We are saddened to learn of the passing of one of our mentors and friends, Roger Sadecki. Roger was instrumental to the success of the Minnesota High School Weightlifting Organization. He provided the children and adults of Minnesota endless support in their weightlifting development.
Roger was one of the first to arrive, and last to leave the meets no matter how big or small, always willing to help to get the meet moving and keep it rolling. He was a tough task master in the beginning, we needed it and we knew he was right. As a referee, he was thoughtful and knew how to do his job at every level.
As we grew, he sat back and enjoyed the fruits as weightlifting began to thrive in the State. We all marveled at his mastery of the rules, we could always count on him to answer our questions or set us straight when we needed it, and he was right. Moving forward, we will truly miss the statement, “Go ask Roger!”
He was a friend that enjoyed the camaraderie of the athletes and coaches before, during and after meets. Each of us has our stories with or around him. We learned very quickly, do not ask about how scales work, as we were in for an hour-long rant. We enjoyed the stories coming from the Olympics, and various Championships around the world, including the near “International Incidents.” Many of us will always have a smile thinking about the nickname – Red Light Roger, and as usual, he was right.
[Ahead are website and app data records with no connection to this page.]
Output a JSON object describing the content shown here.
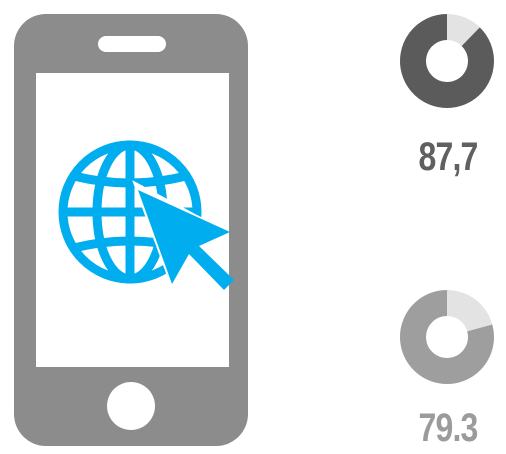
{
  "colors": {
    "phone_body": "#8c8c8c",
    "phone_screen": "#ffffff",
    "icon_accent": "#00adef",
    "track": "#e3e3e3"
  },
  "icons": {
    "device": "smartphone-icon",
    "screen": "globe-with-cursor-icon",
    "home": "home-button-icon",
    "speaker": "speaker-slot-icon"
  },
  "chart_data": [
    {
      "type": "pie",
      "values": [
        87.7,
        12.3
      ],
      "label": "87,7",
      "value_color": "#5b5b5b",
      "track_color": "#e3e3e3",
      "label_color": "#606060"
    },
    {
      "type": "pie",
      "values": [
        79.3,
        20.7
      ],
      "label": "79.3",
      "value_color": "#9e9e9e",
      "track_color": "#e3e3e3",
      "label_color": "#9b9b9b"
    }
  ]
}
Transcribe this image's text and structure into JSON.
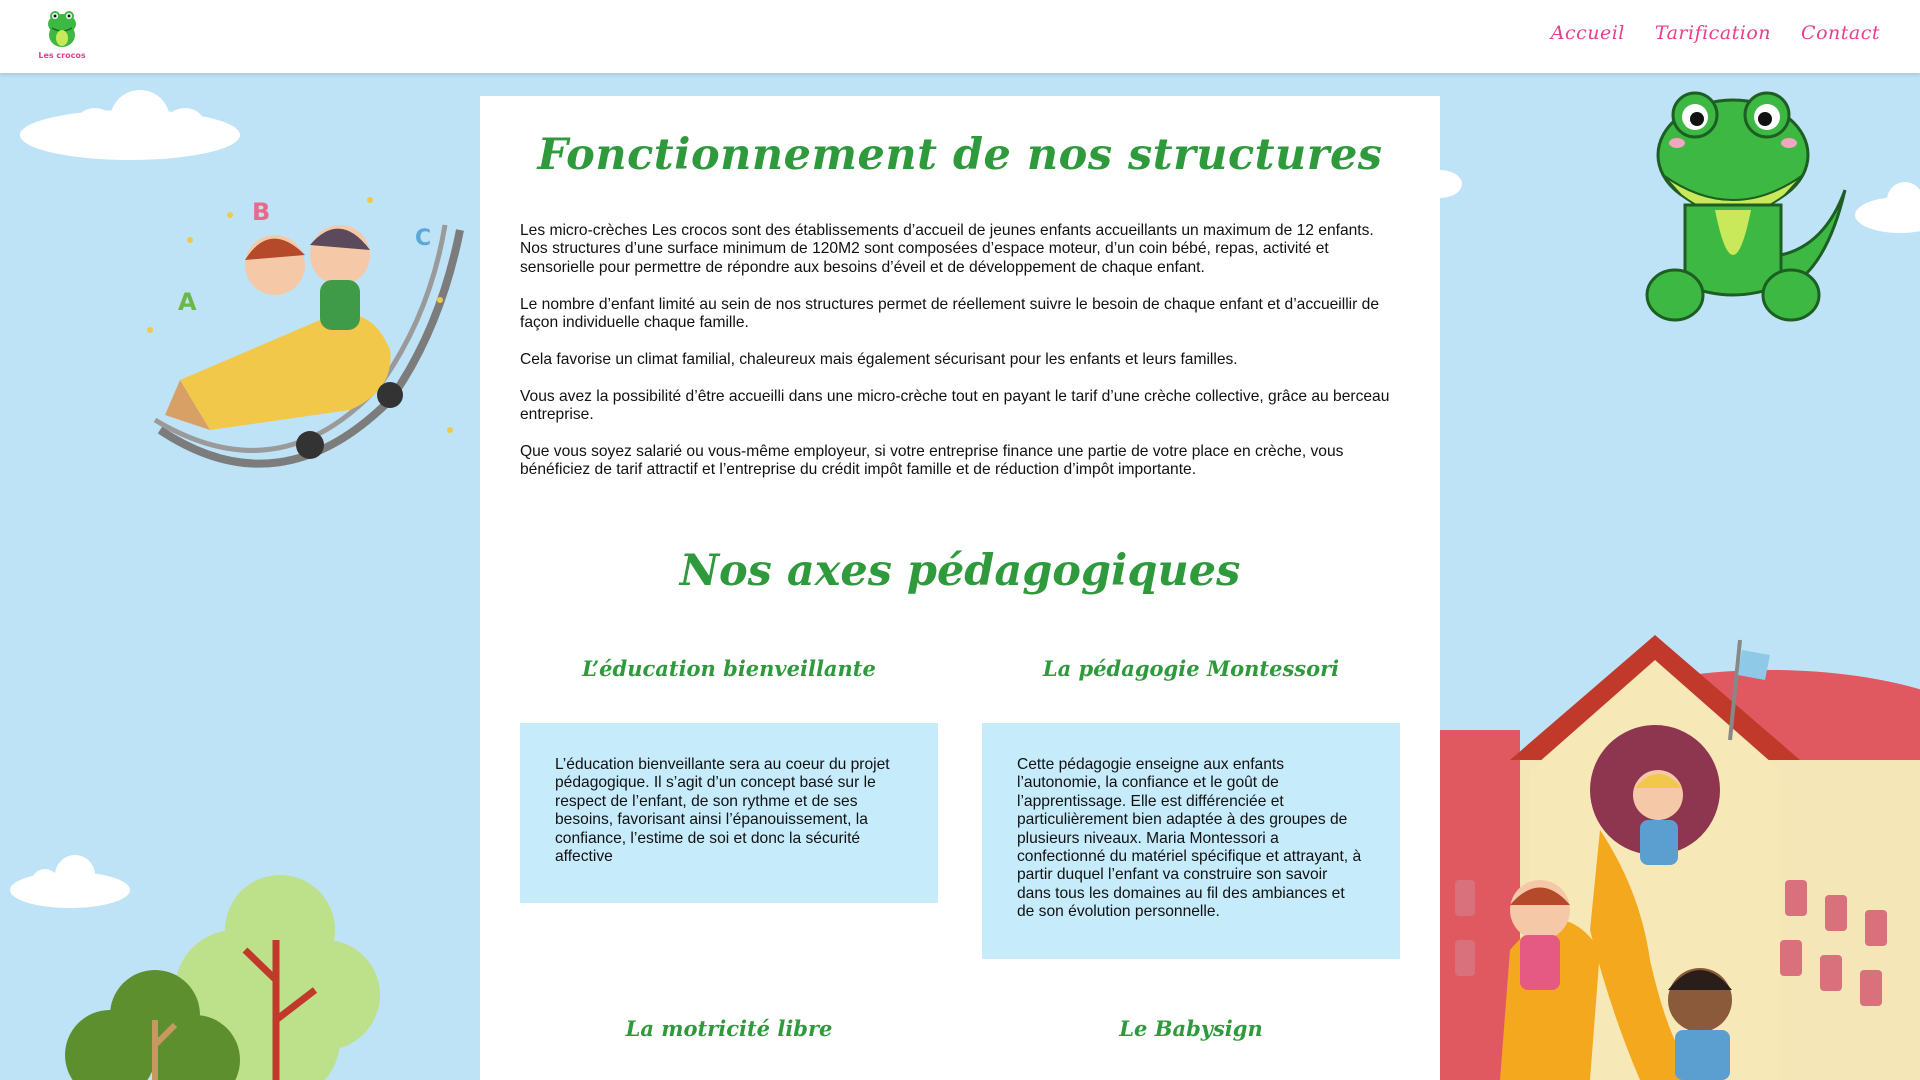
{
  "header": {
    "logo_text": "Les crocos",
    "nav": [
      "Accueil",
      "Tarification",
      "Contact"
    ]
  },
  "main": {
    "title": "Fonctionnement de nos structures",
    "intro_paragraphs": [
      "Les micro-crèches Les crocos sont des établissements d’accueil de jeunes enfants accueillants un maximum de 12 enfants. Nos structures d’une surface minimum de 120M2 sont composées d’espace moteur, d’un coin bébé, repas, activité et sensorielle pour permettre de répondre aux besoins d’éveil et de développement de chaque enfant.",
      "Le nombre d’enfant limité au sein de nos structures permet de réellement suivre le besoin de chaque enfant et d’accueillir de façon individuelle chaque famille.",
      "Cela favorise un climat familial, chaleureux mais également sécurisant pour les enfants et leurs familles.",
      "Vous avez la possibilité d’être accueilli dans une micro-crèche tout en payant le tarif d’une crèche collective, grâce au berceau entreprise.",
      "Que vous soyez salarié ou vous-même employeur, si votre entreprise finance une partie de votre place en crèche, vous bénéficiez de tarif attractif et l’entreprise du crédit impôt famille et de réduction d’impôt importante."
    ],
    "axes_title": "Nos axes pédagogiques",
    "axes": [
      {
        "title": "L’éducation bienveillante",
        "text": "L’éducation bienveillante sera au coeur du projet pédagogique. Il s’agit d’un concept basé sur le respect de l’enfant, de son rythme et de ses besoins, favorisant ainsi l’épanouissement, la confiance, l’estime de soi et donc la sécurité affective"
      },
      {
        "title": "La pédagogie Montessori",
        "text": "Cette pédagogie enseigne aux enfants l’autonomie, la confiance et le goût de l’apprentissage. Elle est différenciée et particulièrement bien adaptée à des groupes de plusieurs niveaux. Maria Montessori a confectionné du matériel spécifique et attrayant, à partir duquel l’enfant va construire son savoir dans tous les domaines au fil des ambiances et de son évolution personnelle."
      },
      {
        "title": "La motricité libre"
      },
      {
        "title": "Le Babysign"
      }
    ]
  },
  "decor": {
    "letters": [
      "A",
      "B",
      "C"
    ]
  },
  "colors": {
    "background": "#bfe3f6",
    "accent_green": "#2e9a3b",
    "nav_pink": "#e83e8c",
    "box_blue": "#c6ebfb"
  }
}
Many only knew this man as the servant leader he was, but we had heard of his prowess as a lifter himself, sadly many of us did not know him until after his competitive years. Those who did, remark on the longevity of his years of high-level lifting, a history that was not graced with the constant exposure and self-promotion granted today’s athlete. Unfortunately, much of that history leaves with Roger, as he was one of the treasuries of Weightlifting’s legacy.
Roger was a tireless advocate of the sport – keeping the MN LWC informed and updated about weightlifting ongoings in Minnesota, USAW, the IWF, and holding all accountable for their governance. For years, he organized meets for the benefit of the sport and the dedicated lifters needing a competitive outlet.
He was meticulous in his records, ensuring everything was done properly. He may be the last of that breed – a person lending his time, energy, and passion, many times paying his own way, to assist others in learning and growing in a sport that provides little in the way of financial reward, but a rich bounty in personal education and growth for those willing to sacrifice and pay the tuition.
We knew this day would come, too soon, and we would miss all he gave us, and the meets will feel a little empty without his voice and his guidance, and for once, we were right.
You will be missed, rest in peace friend.